Mooney said Kaleta does not want to install the required sprinklers.

Only one- and two-family residential dwellings are exempt from the sprinkler requirement, according to the Life Safety Code, a provision of the Florida Fire Prevention Code.

The administrative appeal, scheduled at the Cedar Hammock Fire Rescue District’s administration building Nov. 25 by the Manatee Fire Code Appeals Board — a seven-member volunteer board — was delayed.

Mooney told WMFR commissioners that Kaleta’s lawsuit could go forward regardless of the hearing outcome.

While she could represent the district in the case, she recommended hiring a litigation attorney to handle the case.

It’s as though “she’s our primary care physician, referring us to a specialist,” Commission Chair David Bishop said.

Attorneys Martin Garcia and Josh Dell of the Matthews Eastmoore law office in Sarasota were named Nov. 20 as attorneys for WMFR.

The case is assigned to Judge Charles Sniffen.

Neither Kaleta nor Miller replied with comments by The Islander’s press time Dec. 2.


New WMFR attorney:

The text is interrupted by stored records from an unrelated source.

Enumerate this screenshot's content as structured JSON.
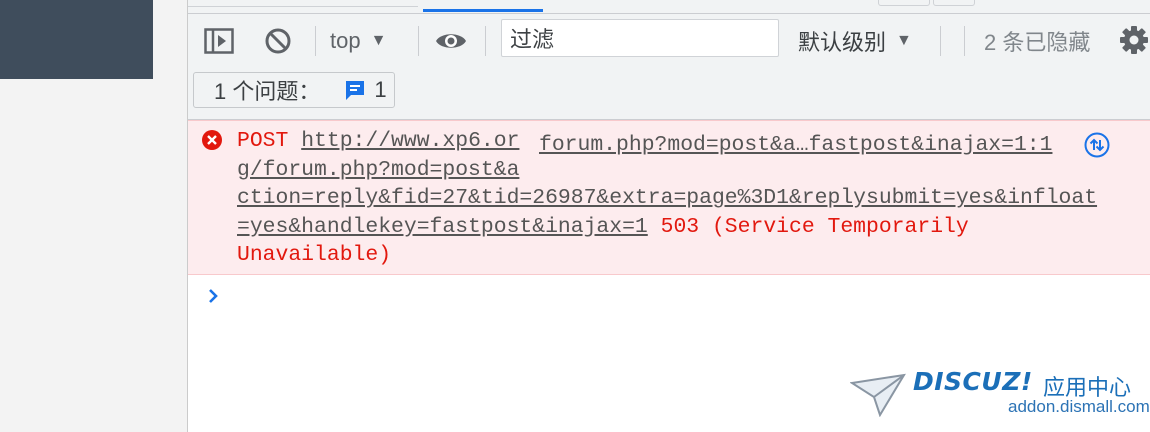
{
  "console": {
    "toolbar": {
      "context_selector": "top",
      "filter_placeholder": "过滤",
      "filter_value": "过滤",
      "log_level": "默认级别",
      "hidden_count_label": "2 条已隐藏"
    },
    "issues": {
      "label": "1 个问题：",
      "count": "1"
    },
    "messages": [
      {
        "level": "error",
        "method": "POST",
        "url": "http://www.xp6.org/forum.php?mod=post&action=reply&fid=27&tid=26987&extra=page%3D1&replysubmit=yes&infloat=yes&handlekey=fastpost&inajax=1",
        "url_lines": [
          "http://www.xp6.or",
          "g/forum.php?mod=post&a",
          "ction=reply&fid=27&tid=26987&extra=page%3D1&replysubmit=yes&infloat",
          "=yes&handlekey=fastpost&inajax=1"
        ],
        "status": "503 (Service Temporarily",
        "status_tail": "Unavailable)",
        "source_link": "forum.php?mod=post&a…fastpost&inajax=1:1"
      }
    ]
  },
  "watermark": {
    "logo_text": "DISCUZ!",
    "logo_cn": "应用中心",
    "domain": "addon.dismall.com"
  },
  "colors": {
    "error_text": "#e2180e",
    "error_bg": "#fdecee",
    "accent": "#1a73e8",
    "toolbar_bg": "#f1f3f4"
  }
}
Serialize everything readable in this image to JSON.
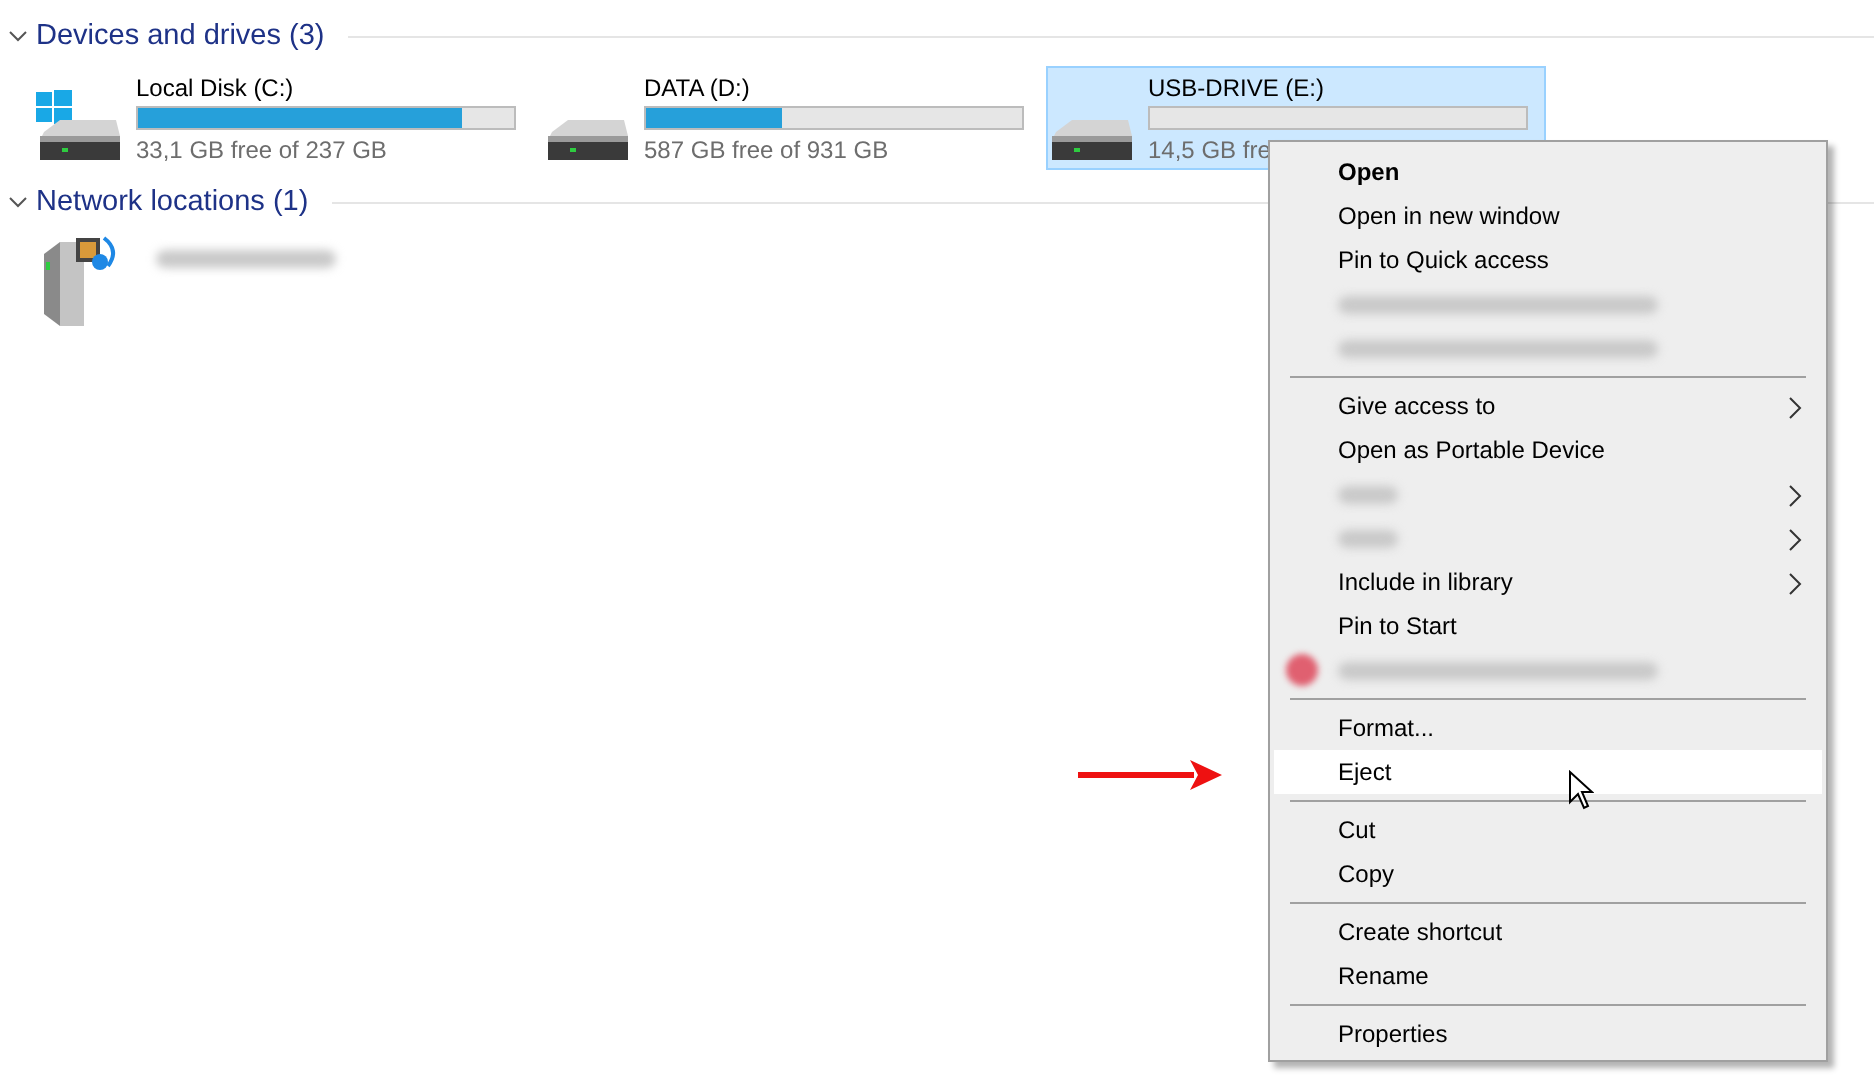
{
  "sections": [
    {
      "title": "Devices and drives (3)",
      "expanded": true,
      "kind": "drives",
      "items": [
        {
          "name": "Local Disk (C:)",
          "free": "33,1 GB free of 237 GB",
          "level": 0.86,
          "system": true,
          "selected": false
        },
        {
          "name": "DATA (D:)",
          "free": "587 GB free of 931 GB",
          "level": 0.36,
          "system": false,
          "selected": false
        },
        {
          "name": "USB-DRIVE (E:)",
          "free": "14,5 GB fre",
          "level": 0,
          "system": false,
          "selected": true
        }
      ]
    },
    {
      "title": "Network locations (1)",
      "expanded": true,
      "kind": "network",
      "items": [
        {
          "kind": "redacted"
        }
      ]
    }
  ],
  "context_menu": {
    "items": [
      {
        "kind": "item",
        "label": "Open",
        "default": true,
        "highlighted": false,
        "submenu": false
      },
      {
        "kind": "item",
        "label": "Open in new window",
        "default": false,
        "highlighted": false,
        "submenu": false
      },
      {
        "kind": "item",
        "label": "Pin to Quick access",
        "default": false,
        "highlighted": false,
        "submenu": false
      },
      {
        "kind": "redacted",
        "submenu": false,
        "has_icon": false
      },
      {
        "kind": "redacted",
        "submenu": false,
        "has_icon": false
      },
      {
        "kind": "separator"
      },
      {
        "kind": "item",
        "label": "Give access to",
        "default": false,
        "highlighted": false,
        "submenu": true
      },
      {
        "kind": "item",
        "label": "Open as Portable Device",
        "default": false,
        "highlighted": false,
        "submenu": false
      },
      {
        "kind": "redacted",
        "submenu": true,
        "has_icon": false
      },
      {
        "kind": "redacted",
        "submenu": true,
        "has_icon": false
      },
      {
        "kind": "item",
        "label": "Include in library",
        "default": false,
        "highlighted": false,
        "submenu": true
      },
      {
        "kind": "item",
        "label": "Pin to Start",
        "default": false,
        "highlighted": false,
        "submenu": false
      },
      {
        "kind": "redacted",
        "submenu": false,
        "has_icon": true
      },
      {
        "kind": "separator"
      },
      {
        "kind": "item",
        "label": "Format...",
        "default": false,
        "highlighted": false,
        "submenu": false
      },
      {
        "kind": "item",
        "label": "Eject",
        "default": false,
        "highlighted": true,
        "submenu": false
      },
      {
        "kind": "separator"
      },
      {
        "kind": "item",
        "label": "Cut",
        "default": false,
        "highlighted": false,
        "submenu": false
      },
      {
        "kind": "item",
        "label": "Copy",
        "default": false,
        "highlighted": false,
        "submenu": false
      },
      {
        "kind": "separator"
      },
      {
        "kind": "item",
        "label": "Create shortcut",
        "default": false,
        "highlighted": false,
        "submenu": false
      },
      {
        "kind": "item",
        "label": "Rename",
        "default": false,
        "highlighted": false,
        "submenu": false
      },
      {
        "kind": "separator"
      },
      {
        "kind": "item",
        "label": "Properties",
        "default": false,
        "highlighted": false,
        "submenu": false
      }
    ]
  }
}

Maggie Mooney-Portale is a partner in Persson, Cohen & Mooney, P.A., attorneys and counselors at law in Sarasota. The firm specializes in city, county and local government law. She serves as the attorney for the town of Longboat Key and for a number of fire districts and community development districts.

Eyes on the road 12-04-2019

The Florida Department of Transportation and Manatee County posted the following for the week of Dec. 2:

  • Bay Drive South in Bradenton Beach: Manatee County’s AMI Pipeline Replacement project involves work on Bay Drive South continuing north to Bridge Street, shifting to Church Avenue and continuing on Church to Cortez Road. Construction is expected to conclude in December.
  • Longboat Pass Bridge: Repairs on the Longboat Pass Bridge on Gulf Drive between Bradenton Beach and Longboat Key continue. Overnight work requires decreasing lane sizes, flagging operations and occasional lane closures.

For the latest road watch information, go online to fl511.com and swflroads.com or dial 511.

To view traffic conditions, go online to smarttrafficinfo.org.